FERC will also need to carefully consider the when participation. Search Consistently shows earlier participation is more valuable, at a stage before a proposal for a project or rule is formally submitted to the Commission.
In the case of electricity-related proceedings at FERC, time is often synonymous with place. Like I have Explain In detail elsewhere, the predominant model of grid governance in the United States delegates considerable authority to member-based regional transport organizations (RTOs) to develop energy market rules and tariffs through governance processes. internal, all before filing these rules and tariffs for approval by the FERC. Once RTOs file applications for approval of new rules and tariffs, the Commission is constrained by respectful standards of review and restrictive judicial precedents in its ability to shape those proposals. For this reason, the OPP should also focus on improving participation and transparency in notoriously opaque regional governance processes.
It will also be essential for FERC to link increased public participation with substantial commitment to reform. At best, the OPP could help the FERC receive a host of new and valuable insights into how to interpret and apply the Commission’s broad and malleable legislative authority charges, such as its demands for ensure “fair and reasonable” prices and Make decisions based on “public convenience and necessity”.
FERC must take seriously the expanded contribution that the OPP should facilitate. Researchers caution strongly against government officials encouraging public participation which they do not really appreciate, thus “peddling democratic snake oil” which is likely to disenchant participants over time and damage the reputation of an organization. agency.
This risk argues for two additional roles for the OPP in public engagement efforts. First, the Ontario Provincial Police should make clear to the public the instances – and even the specific issues within the proceedings – in which the Commission believes that the public’s contribution would be most beneficial. In doing so, FERC could build on similar efforts by other agencies, including the US Department of Transportation and the Environmental Protection Agency, as described in a 2018 report. report to ACUS on improving public engagement in rule making. Second, the Board, assisted by the OPP, should clearly communicate to public interveners how their input shaped Board decisions, beyond simply including pro forma responses to comments bundled into orders of several hundred. pages.
Although the OPP has been too long in coming, office time has never been more ripe. The energy system is at a time of deep contestation. As many fossil fuel companies struggle fiercely to maintain their market share in a world where costs are so high. renewable energy and rage climate change, many communities are developing their own powerful visions for a cleaner, more distributed and fairer energy system. FERC policy shapes the potential of such visions in critical but often difficult to discern ways. Bringing these links to the fore, in order to foster deeper democratic engagement in FERC, should be a central objective of the OPP.
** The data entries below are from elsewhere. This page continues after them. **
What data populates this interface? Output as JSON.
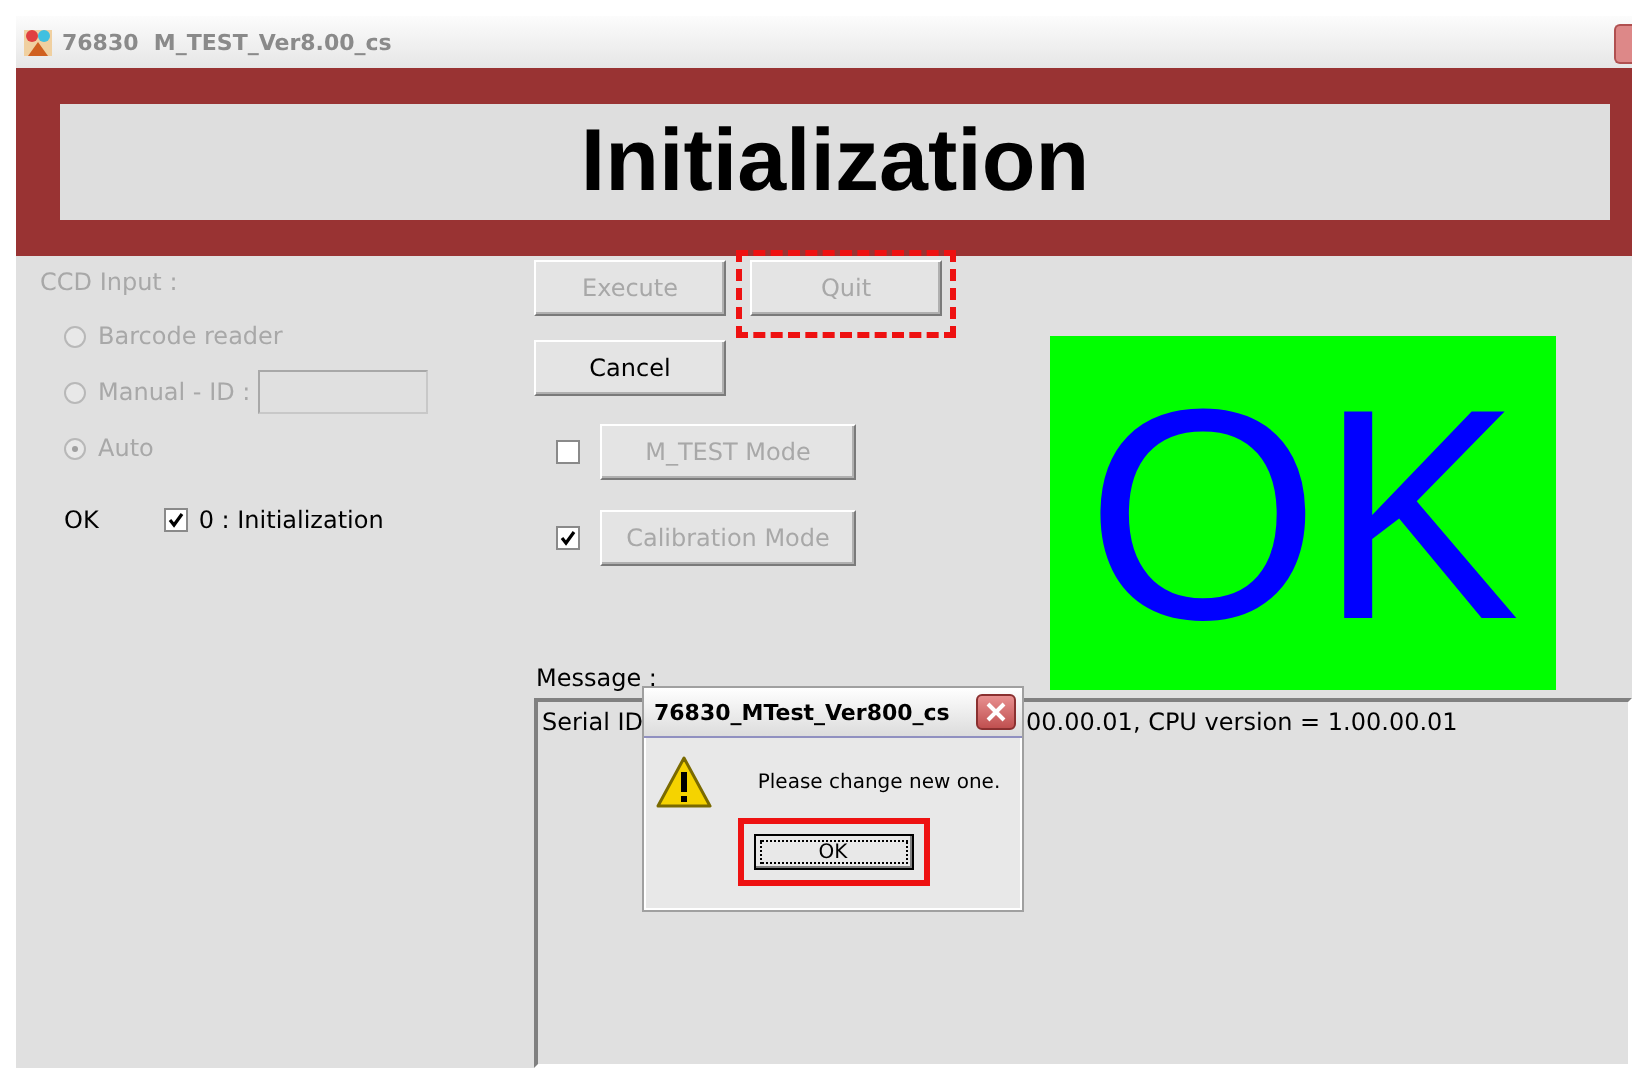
{
  "window": {
    "title": "76830  M_TEST_Ver8.00_cs"
  },
  "banner": {
    "title": "Initialization"
  },
  "ccd_input": {
    "label": "CCD Input :",
    "disabled": true,
    "options": [
      {
        "label": "Barcode reader",
        "selected": false,
        "kind": "plain"
      },
      {
        "label": "Manual - ID :",
        "selected": false,
        "kind": "field"
      },
      {
        "label": "Auto",
        "selected": true,
        "kind": "plain"
      }
    ]
  },
  "status": {
    "result": "OK",
    "steps": [
      {
        "label": "0 : Initialization",
        "checked": true
      }
    ]
  },
  "buttons": [
    {
      "label": "Execute",
      "disabled": true,
      "highlighted": false
    },
    {
      "label": "Quit",
      "disabled": true,
      "highlighted": true
    },
    {
      "label": "Cancel",
      "disabled": false,
      "highlighted": false
    }
  ],
  "modes": [
    {
      "label": "M_TEST Mode",
      "checked": false,
      "disabled": true
    },
    {
      "label": "Calibration Mode",
      "checked": true,
      "disabled": true
    }
  ],
  "result_indicator": {
    "text": "OK"
  },
  "message": {
    "label": "Message :",
    "lines": [
      {
        "left": "Serial ID",
        "right": "00.00.01, CPU version = 1.00.00.01"
      }
    ]
  },
  "dialog": {
    "title": "76830_MTest_Ver800_cs",
    "text": "Please change new one.",
    "button": {
      "label": "OK",
      "highlighted": true
    }
  }
}
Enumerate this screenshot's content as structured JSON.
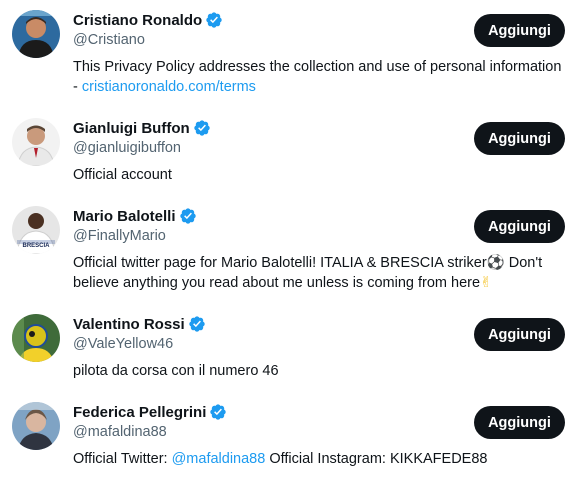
{
  "accounts": [
    {
      "name": "Cristiano Ronaldo",
      "handle": "@Cristiano",
      "bio_text": "This Privacy Policy addresses the collection and use of personal information - ",
      "bio_link": "cristianoronaldo.com/terms",
      "button_label": "Aggiungi",
      "avatar_icon": "avatar-cristiano-ronaldo"
    },
    {
      "name": "Gianluigi Buffon",
      "handle": "@gianluigibuffon",
      "bio_text": "Official account",
      "button_label": "Aggiungi",
      "avatar_icon": "avatar-gianluigi-buffon"
    },
    {
      "name": "Mario Balotelli",
      "handle": "@FinallyMario",
      "bio_text_1": "Official twitter page for Mario Balotelli! ITALIA & BRESCIA striker",
      "bio_emoji_1": "⚽",
      "bio_text_2": " Don't believe anything you read about me unless is coming from here",
      "bio_emoji_2": "✌",
      "button_label": "Aggiungi",
      "avatar_icon": "avatar-mario-balotelli",
      "avatar_text": "BRESCIA"
    },
    {
      "name": "Valentino Rossi",
      "handle": "@ValeYellow46",
      "bio_text": "pilota da corsa con il numero 46",
      "button_label": "Aggiungi",
      "avatar_icon": "avatar-valentino-rossi"
    },
    {
      "name": "Federica Pellegrini",
      "handle": "@mafaldina88",
      "bio_text_1": "Official Twitter: ",
      "bio_mention": "@mafaldina88",
      "bio_text_2": " Official Instagram: KIKKAFEDE88",
      "button_label": "Aggiungi",
      "avatar_icon": "avatar-federica-pellegrini"
    }
  ],
  "colors": {
    "verified": "#1d9bf0",
    "link": "#1d9bf0",
    "button_bg": "#0f1419",
    "secondary_text": "#536471"
  },
  "icons": {
    "verified": "verified-badge-icon"
  }
}
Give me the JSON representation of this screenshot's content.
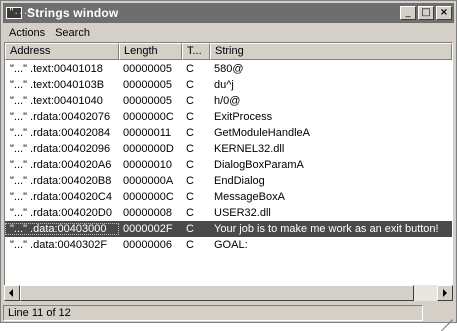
{
  "window": {
    "title": "Strings window",
    "icon_label": "\"...\""
  },
  "title_buttons": {
    "minimize": "_",
    "maximize": "□",
    "close": "×"
  },
  "menu": [
    "Actions",
    "Search"
  ],
  "columns": {
    "address": "Address",
    "length": "Length",
    "type": "T...",
    "string": "String"
  },
  "rows": [
    {
      "address": "\"...\" .text:00401018",
      "length": "00000005",
      "type": "C",
      "string": "580@"
    },
    {
      "address": "\"...\" .text:0040103B",
      "length": "00000005",
      "type": "C",
      "string": "du^j"
    },
    {
      "address": "\"...\" .text:00401040",
      "length": "00000005",
      "type": "C",
      "string": "h/0@"
    },
    {
      "address": "\"...\" .rdata:00402076",
      "length": "0000000C",
      "type": "C",
      "string": "ExitProcess"
    },
    {
      "address": "\"...\" .rdata:00402084",
      "length": "00000011",
      "type": "C",
      "string": "GetModuleHandleA"
    },
    {
      "address": "\"...\" .rdata:00402096",
      "length": "0000000D",
      "type": "C",
      "string": "KERNEL32.dll"
    },
    {
      "address": "\"...\" .rdata:004020A6",
      "length": "00000010",
      "type": "C",
      "string": "DialogBoxParamA"
    },
    {
      "address": "\"...\" .rdata:004020B8",
      "length": "0000000A",
      "type": "C",
      "string": "EndDialog"
    },
    {
      "address": "\"...\" .rdata:004020C4",
      "length": "0000000C",
      "type": "C",
      "string": "MessageBoxA"
    },
    {
      "address": "\"...\" .rdata:004020D0",
      "length": "00000008",
      "type": "C",
      "string": "USER32.dll"
    },
    {
      "address": "\"...\" .data:00403000",
      "length": "0000002F",
      "type": "C",
      "string": "Your job is to make me work as an exit button!"
    },
    {
      "address": "\"...\" .data:0040302F",
      "length": "00000006",
      "type": "C",
      "string": "GOAL:"
    }
  ],
  "selected_row": 10,
  "status": {
    "text": "Line 11 of 12"
  },
  "colors": {
    "titlebar": "#6e6e6e",
    "selection": "#4a4a4a",
    "chrome": "#d4d0c8"
  }
}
This essay has been adapted from the remarks of Professor Welton delivered during a FERC workshop held on April 16, 2021, to discuss the agency’s Office of Public Participation.